Everyone has a special affinity with their pets. Furry friends are there for you in good times and bad, and they know how to cheer you up. After a hard day's work there's nothing like coming home to your own bundle of joy. Here's a round up of some celebrities who can't do without their pets:
Shraddha Kapoor's pet, Shyloh, is her best buddy. Kapoor is frequently spotted spending peaceful time with her all-time bestie.
Shraddha is frequently spotted spending peaceful time with her all-time bestie. | IANS
Pulkit Samrat's devotion to his dog Drogo has resulted in an Instagram account especially for the adorable canine. We can't get enough of how adorable these two are.
Pulkit Samrat's devotion to his dog Drogo has resulted in an Instagram account especially for the adorable canine. | IANS.
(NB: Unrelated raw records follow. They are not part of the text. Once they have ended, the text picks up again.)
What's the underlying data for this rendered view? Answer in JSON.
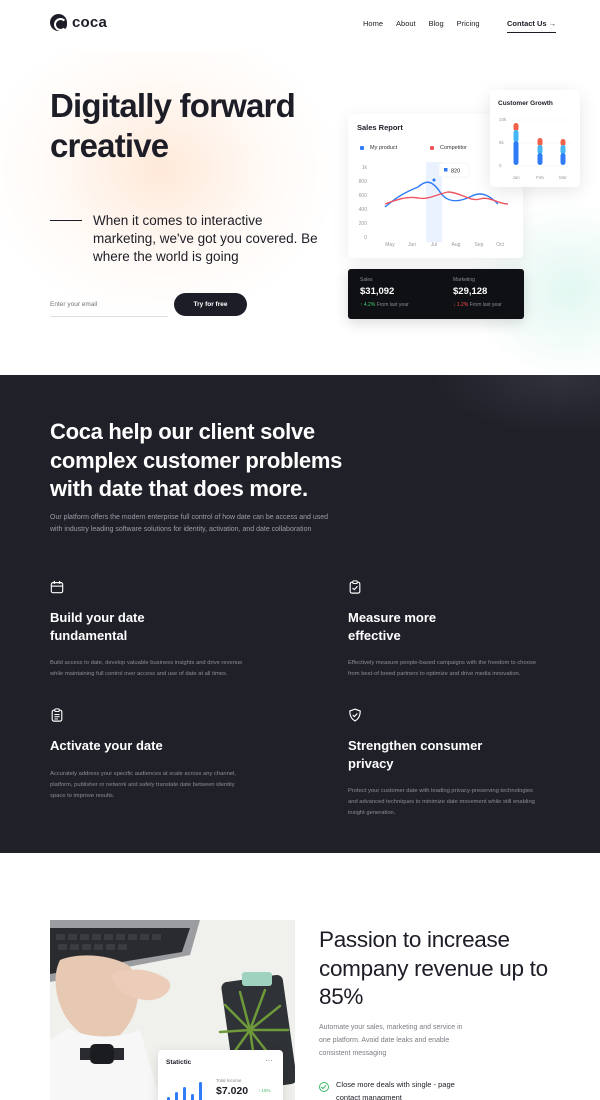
{
  "brand": {
    "name": "coca"
  },
  "nav": {
    "items": [
      "Home",
      "About",
      "Blog",
      "Pricing"
    ],
    "contact": "Contact Us →"
  },
  "hero": {
    "title": "Digitally forward creative",
    "subtitle": "When it comes to interactive marketing, we've got you covered. Be where the world is going",
    "email_placeholder": "Enter your email",
    "cta": "Try for free"
  },
  "sales_report": {
    "title": "Sales Report",
    "legend": [
      "My product",
      "Competitor"
    ],
    "colors": {
      "my_product": "#2f7cf6",
      "competitor": "#f0545f",
      "highlight": "#eaf2ff"
    },
    "y_ticks": [
      "1k",
      "800",
      "600",
      "400",
      "200",
      "0"
    ],
    "x_ticks": [
      "May",
      "Jun",
      "Jul",
      "Aug",
      "Sep",
      "Oct"
    ],
    "tooltip": "820"
  },
  "customer_growth": {
    "title": "Customer Growth",
    "y_ticks": [
      "10k",
      "5k",
      "0"
    ],
    "x_ticks": [
      "Jan",
      "Feb",
      "Mar"
    ],
    "colors": {
      "segment_a": "#2f7cf6",
      "segment_b": "#46b6f5",
      "segment_c": "#f0624a"
    }
  },
  "stats": [
    {
      "label": "Sales",
      "value": "$31,092",
      "change": "↑ 4.2%",
      "note": "From last year",
      "trend": "up"
    },
    {
      "label": "Marketing",
      "value": "$29,128",
      "change": "↓ 1.2%",
      "note": "From last year",
      "trend": "down"
    }
  ],
  "features_section": {
    "title": "Coca help our client solve complex customer problems with date that does more.",
    "description": "Our platform offers the modern enterprise full control of how date can be access and used with industry leading software solutions for identity, activation, and date collaboration",
    "features": [
      {
        "icon": "calendar-icon",
        "title": "Build your date fundamental",
        "desc": "Build access to date, develop valuable business insights and drive revenue while maintaining full control over access and use of date at all times."
      },
      {
        "icon": "clipboard-check-icon",
        "title": "Measure more effective",
        "desc": "Effectively measure people-based campaigns with the freedom to choose from best-of breed partners to optimize and drive media innovation."
      },
      {
        "icon": "checklist-icon",
        "title": "Activate your date",
        "desc": "Accurately address your specific audiences at scale across any channel, platform, publisher or network and safely translate date between identity space to improve results."
      },
      {
        "icon": "shield-check-icon",
        "title": "Strengthen consumer privacy",
        "desc": "Protect your customer date with leading privacy-preserving technologies and advanced techniques to minimize date movement while still enabling insight generation."
      }
    ]
  },
  "revenue_section": {
    "title": "Passion to increase company revenue up to 85%",
    "description": "Automate your sales, marketing and service in one platform. Avoid date leaks and enable consistent messaging",
    "checks": [
      "Close more deals with single - page contact managment"
    ],
    "widget": {
      "title": "Statictic",
      "menu": "···",
      "label": "Total Income",
      "value": "$7.020",
      "badge": "↑ 15%"
    }
  }
}
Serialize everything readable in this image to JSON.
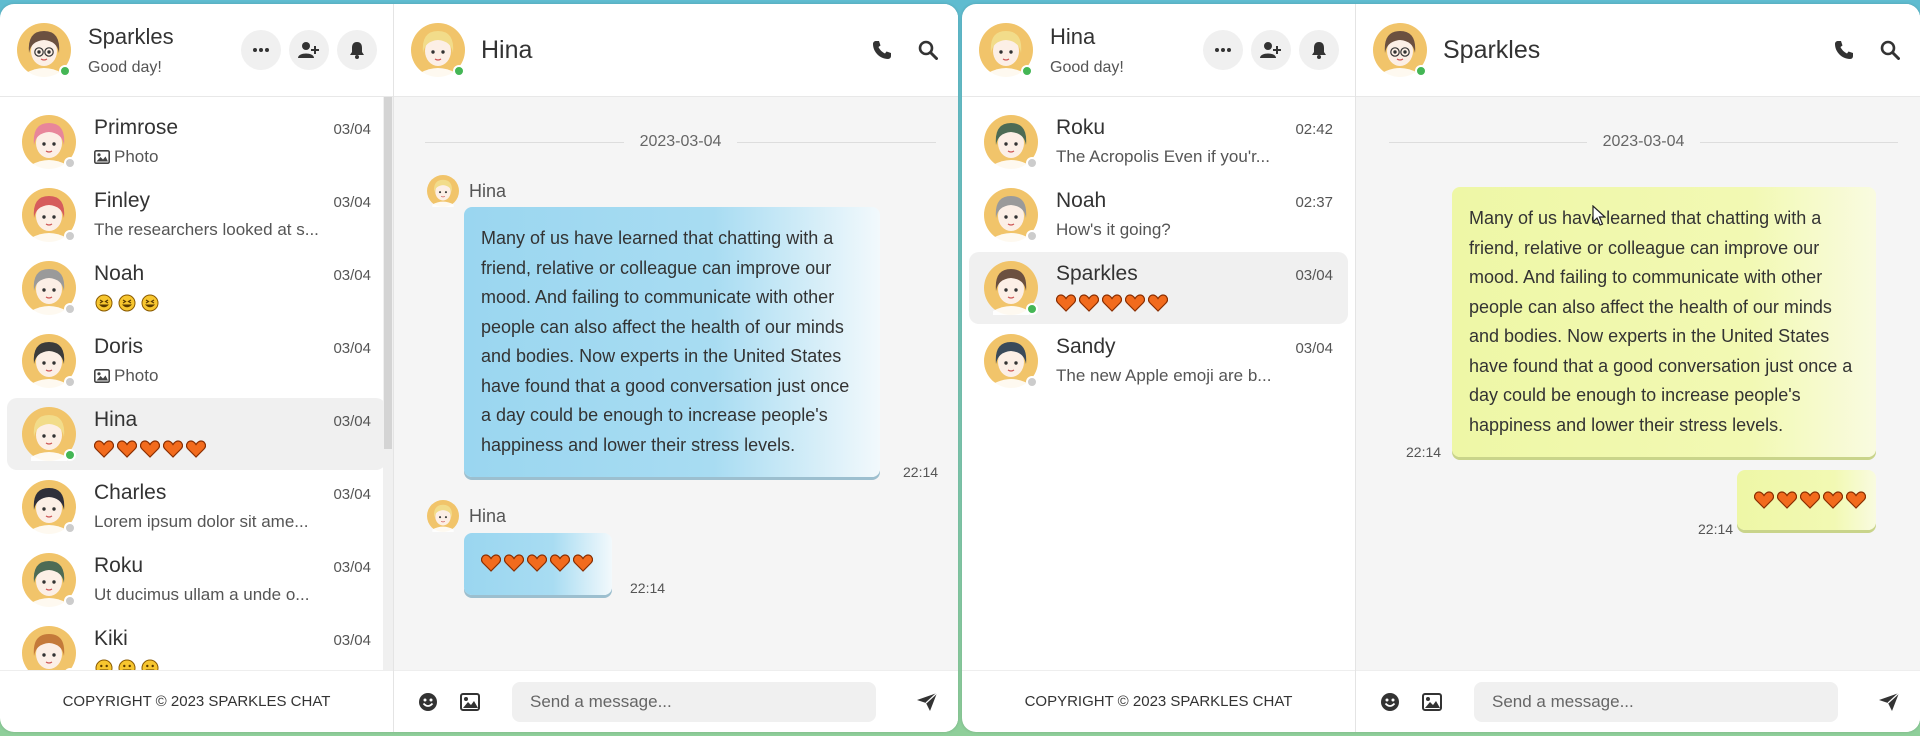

Disha Patani is an animal lover and she has not one, not two but four pets. Besides her dance routines, Patani frequently posts images of Bella, Jasmine, Goku, and Keety on social media. The actress also has an Instagram account dedicated to pictures of her pets.
Disha Patani is an animal lover and she has not one, not two but four pets. | IANS
Dude is very close to Bollywood actress Anushka Sharma's heart. The actress has uploaded numerous photos of herself spending quality time with him.
Dude is very close to Bollywood actress Anushka Sharma's heart | IANS.
Priyanka Chopra Jonas
Priyanka Chopra has a series on social media titled 'Diaries of Diana'. After she tied the knot, she and Nick have adopted Gino and Panda, to complete the family.
After she tied the knot, she and Nick have adopted Gino and Panda, to complete the family. | IANS
Alia Bhatt adores cats. The actress continues to express her affection for her cats by posting photographs of them on Instagram. She has a cat named Edward, who is her all time favourite companion.
She has a cat named Edward, who is her all time favourite companion. | IANS
Actress Kriti Sanon has Disco and Phoebe. The actress keeps sharing videos and images of her furry friends often cuddling or playing with her.
The actress keeps sharing videos and images of her furry friends often cuddling or playing with her. | IANS
Genelia Deshmukh and Riteish Deshmukh
Genelia and Riteish Deshmukh are a power couple, but its only a party when their pooch is in their Instagram-worthy frame.
Genelia and Riteish Deshmukh are a power couple, but its only a party when their pooch is in their Instagram-worthy frame. | IANS
(Keywords: Genelia Deshmukh, Riteish Deshmukh, Kriti Sanon, Alia Bhatt, Priyanka Chopra Jonas, Anushka Sharma, Disha Patani, Pulkit Samrat)